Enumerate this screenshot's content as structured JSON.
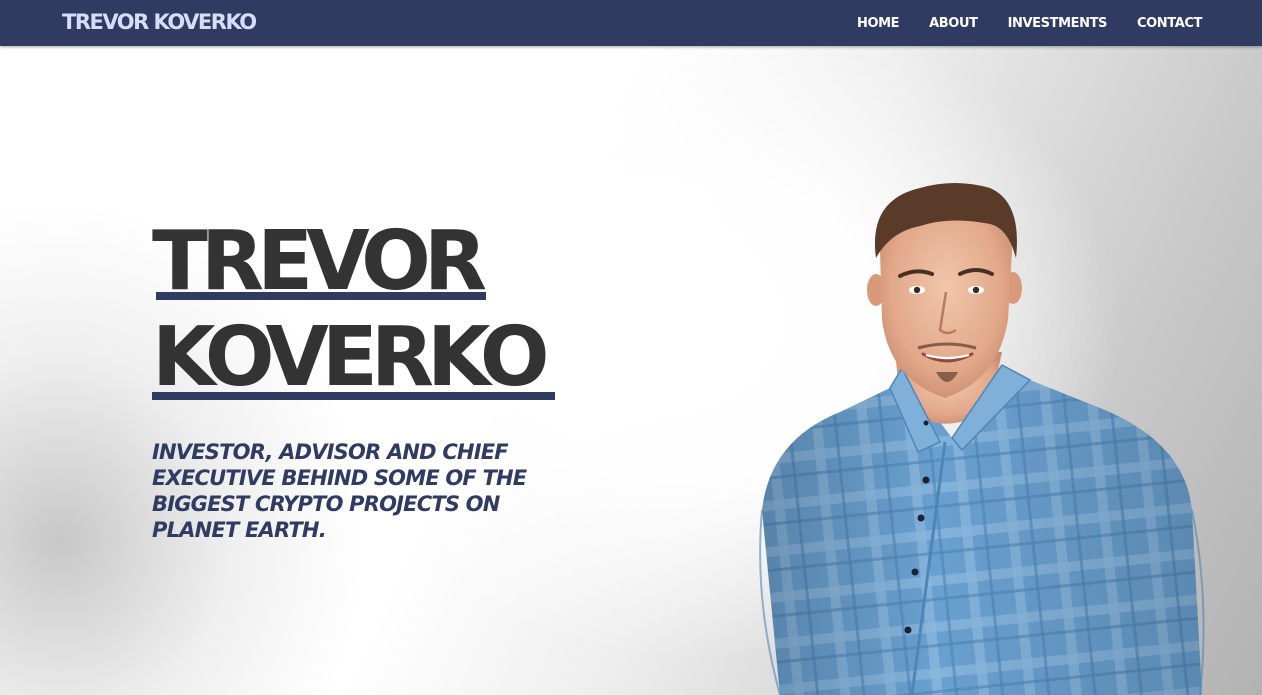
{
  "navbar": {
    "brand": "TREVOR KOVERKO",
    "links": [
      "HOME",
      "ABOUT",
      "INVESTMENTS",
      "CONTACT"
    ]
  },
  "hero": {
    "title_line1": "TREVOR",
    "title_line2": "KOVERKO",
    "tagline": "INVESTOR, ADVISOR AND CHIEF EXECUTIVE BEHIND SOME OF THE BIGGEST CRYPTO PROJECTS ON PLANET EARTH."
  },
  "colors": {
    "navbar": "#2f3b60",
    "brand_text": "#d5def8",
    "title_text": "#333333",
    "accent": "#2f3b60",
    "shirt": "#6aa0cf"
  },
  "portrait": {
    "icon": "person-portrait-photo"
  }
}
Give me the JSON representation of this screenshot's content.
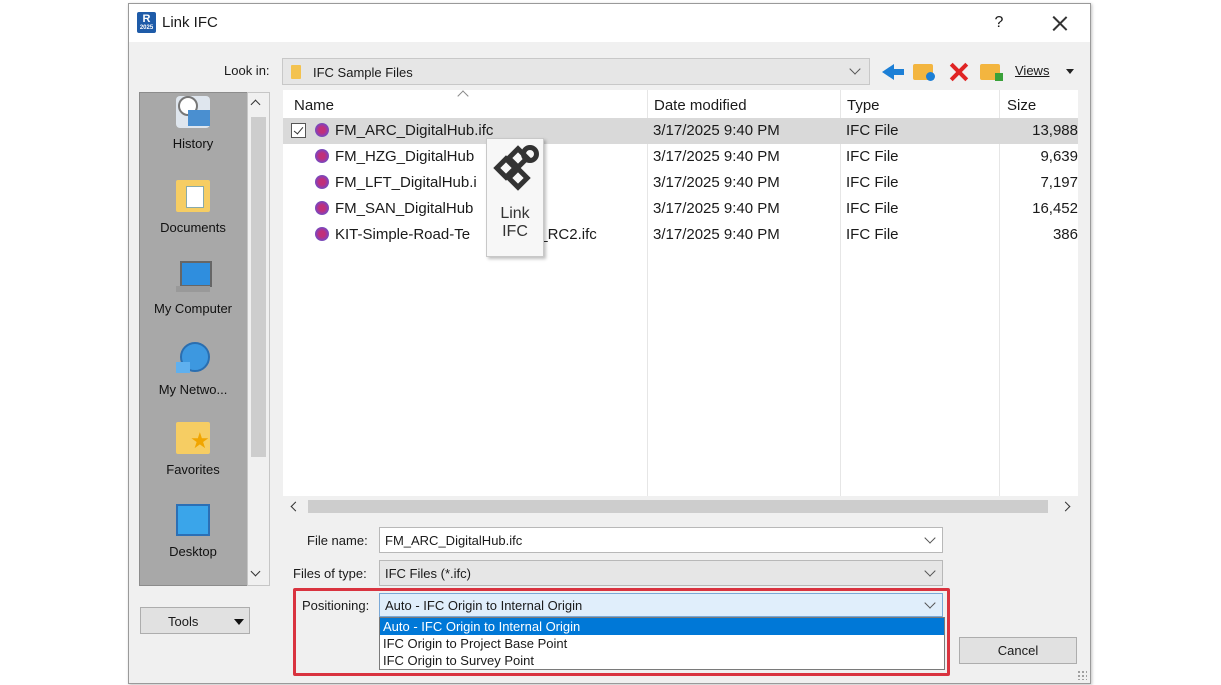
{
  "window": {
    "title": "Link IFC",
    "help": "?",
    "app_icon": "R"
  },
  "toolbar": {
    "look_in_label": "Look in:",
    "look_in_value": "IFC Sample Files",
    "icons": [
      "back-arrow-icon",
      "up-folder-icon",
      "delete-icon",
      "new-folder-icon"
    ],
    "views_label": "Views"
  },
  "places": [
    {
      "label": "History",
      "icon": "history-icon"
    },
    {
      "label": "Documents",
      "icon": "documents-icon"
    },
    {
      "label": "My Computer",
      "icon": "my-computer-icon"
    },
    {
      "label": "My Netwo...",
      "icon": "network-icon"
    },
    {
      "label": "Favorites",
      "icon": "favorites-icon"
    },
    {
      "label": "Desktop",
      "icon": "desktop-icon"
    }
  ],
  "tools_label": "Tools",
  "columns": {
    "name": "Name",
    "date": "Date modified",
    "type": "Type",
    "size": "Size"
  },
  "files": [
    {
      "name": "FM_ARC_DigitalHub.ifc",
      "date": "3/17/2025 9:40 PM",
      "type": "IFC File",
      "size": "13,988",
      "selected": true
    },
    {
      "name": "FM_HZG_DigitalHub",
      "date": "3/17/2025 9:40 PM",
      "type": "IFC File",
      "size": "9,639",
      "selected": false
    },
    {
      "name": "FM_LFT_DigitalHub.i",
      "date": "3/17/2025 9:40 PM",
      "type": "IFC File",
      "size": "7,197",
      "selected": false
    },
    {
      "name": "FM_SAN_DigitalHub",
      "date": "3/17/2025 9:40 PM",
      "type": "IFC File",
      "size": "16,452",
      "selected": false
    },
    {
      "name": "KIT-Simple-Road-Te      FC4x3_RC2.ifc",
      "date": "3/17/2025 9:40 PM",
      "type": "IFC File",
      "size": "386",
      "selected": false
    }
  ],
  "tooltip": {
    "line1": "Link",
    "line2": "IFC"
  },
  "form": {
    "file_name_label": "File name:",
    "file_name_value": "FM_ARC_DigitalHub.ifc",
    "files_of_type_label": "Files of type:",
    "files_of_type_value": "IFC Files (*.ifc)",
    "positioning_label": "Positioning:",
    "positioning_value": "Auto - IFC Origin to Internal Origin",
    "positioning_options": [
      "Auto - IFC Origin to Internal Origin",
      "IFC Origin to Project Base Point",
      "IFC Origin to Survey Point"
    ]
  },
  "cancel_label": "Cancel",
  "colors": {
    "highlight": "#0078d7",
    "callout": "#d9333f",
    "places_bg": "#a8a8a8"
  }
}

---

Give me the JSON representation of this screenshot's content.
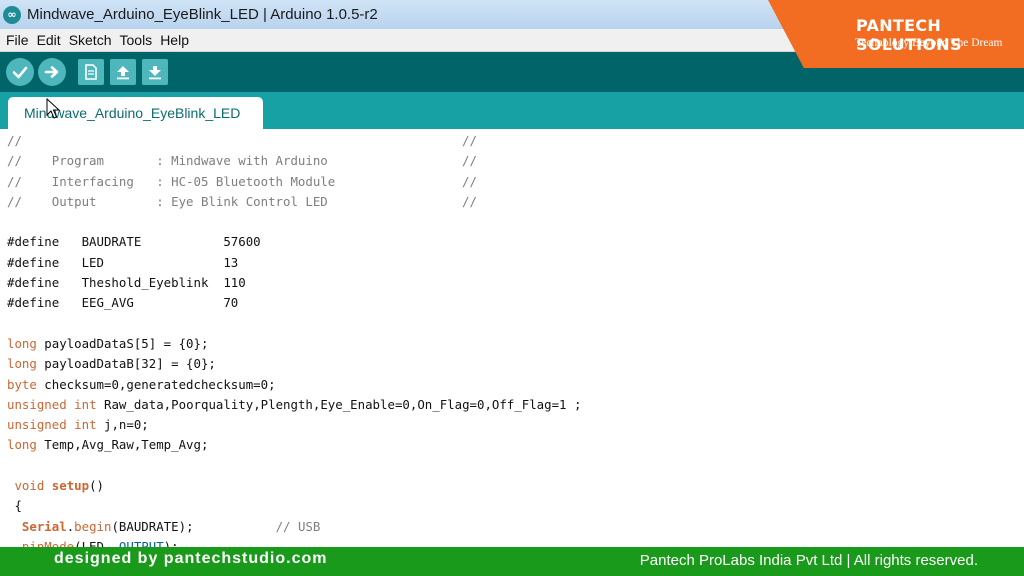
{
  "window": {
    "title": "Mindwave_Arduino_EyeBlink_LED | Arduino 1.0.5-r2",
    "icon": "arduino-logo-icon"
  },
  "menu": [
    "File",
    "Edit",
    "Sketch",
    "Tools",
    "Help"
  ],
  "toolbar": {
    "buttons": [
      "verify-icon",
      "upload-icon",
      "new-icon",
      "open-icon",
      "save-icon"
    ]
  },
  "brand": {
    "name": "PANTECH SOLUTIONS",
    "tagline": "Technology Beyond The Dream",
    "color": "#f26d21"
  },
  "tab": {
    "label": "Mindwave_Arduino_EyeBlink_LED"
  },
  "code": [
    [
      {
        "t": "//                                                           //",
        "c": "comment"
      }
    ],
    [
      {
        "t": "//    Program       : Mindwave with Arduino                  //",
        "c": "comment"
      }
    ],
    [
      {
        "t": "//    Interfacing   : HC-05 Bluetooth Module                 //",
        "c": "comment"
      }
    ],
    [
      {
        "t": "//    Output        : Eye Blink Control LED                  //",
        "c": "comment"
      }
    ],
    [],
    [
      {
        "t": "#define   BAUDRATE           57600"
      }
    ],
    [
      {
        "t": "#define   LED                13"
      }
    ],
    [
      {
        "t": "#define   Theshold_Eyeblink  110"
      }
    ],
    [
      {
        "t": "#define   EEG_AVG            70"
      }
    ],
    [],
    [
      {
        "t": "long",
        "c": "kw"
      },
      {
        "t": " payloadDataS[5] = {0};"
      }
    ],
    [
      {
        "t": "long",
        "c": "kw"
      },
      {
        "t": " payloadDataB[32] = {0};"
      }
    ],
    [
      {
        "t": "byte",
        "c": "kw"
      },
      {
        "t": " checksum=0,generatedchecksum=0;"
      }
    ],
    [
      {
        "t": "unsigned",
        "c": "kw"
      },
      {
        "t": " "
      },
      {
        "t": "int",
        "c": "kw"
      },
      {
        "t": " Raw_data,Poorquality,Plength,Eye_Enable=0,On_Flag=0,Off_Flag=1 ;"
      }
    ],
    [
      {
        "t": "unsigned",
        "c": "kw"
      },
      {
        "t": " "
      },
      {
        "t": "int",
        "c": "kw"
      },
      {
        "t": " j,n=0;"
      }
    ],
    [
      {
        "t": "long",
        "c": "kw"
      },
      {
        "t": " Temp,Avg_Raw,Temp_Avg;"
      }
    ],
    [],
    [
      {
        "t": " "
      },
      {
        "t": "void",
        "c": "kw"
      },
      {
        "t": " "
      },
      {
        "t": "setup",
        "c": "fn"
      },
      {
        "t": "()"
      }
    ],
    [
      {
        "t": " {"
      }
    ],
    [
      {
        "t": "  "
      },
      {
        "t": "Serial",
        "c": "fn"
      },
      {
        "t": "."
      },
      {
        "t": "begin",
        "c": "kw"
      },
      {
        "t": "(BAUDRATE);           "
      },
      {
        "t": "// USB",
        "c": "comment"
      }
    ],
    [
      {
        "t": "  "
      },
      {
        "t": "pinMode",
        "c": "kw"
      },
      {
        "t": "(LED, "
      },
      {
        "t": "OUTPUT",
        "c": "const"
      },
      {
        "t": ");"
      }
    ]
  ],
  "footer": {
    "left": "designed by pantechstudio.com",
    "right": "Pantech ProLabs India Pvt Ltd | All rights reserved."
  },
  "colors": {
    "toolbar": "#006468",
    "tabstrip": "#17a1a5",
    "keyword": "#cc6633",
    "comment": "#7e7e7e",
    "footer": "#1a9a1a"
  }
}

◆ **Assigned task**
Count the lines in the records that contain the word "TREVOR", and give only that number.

◆ **Task output**
2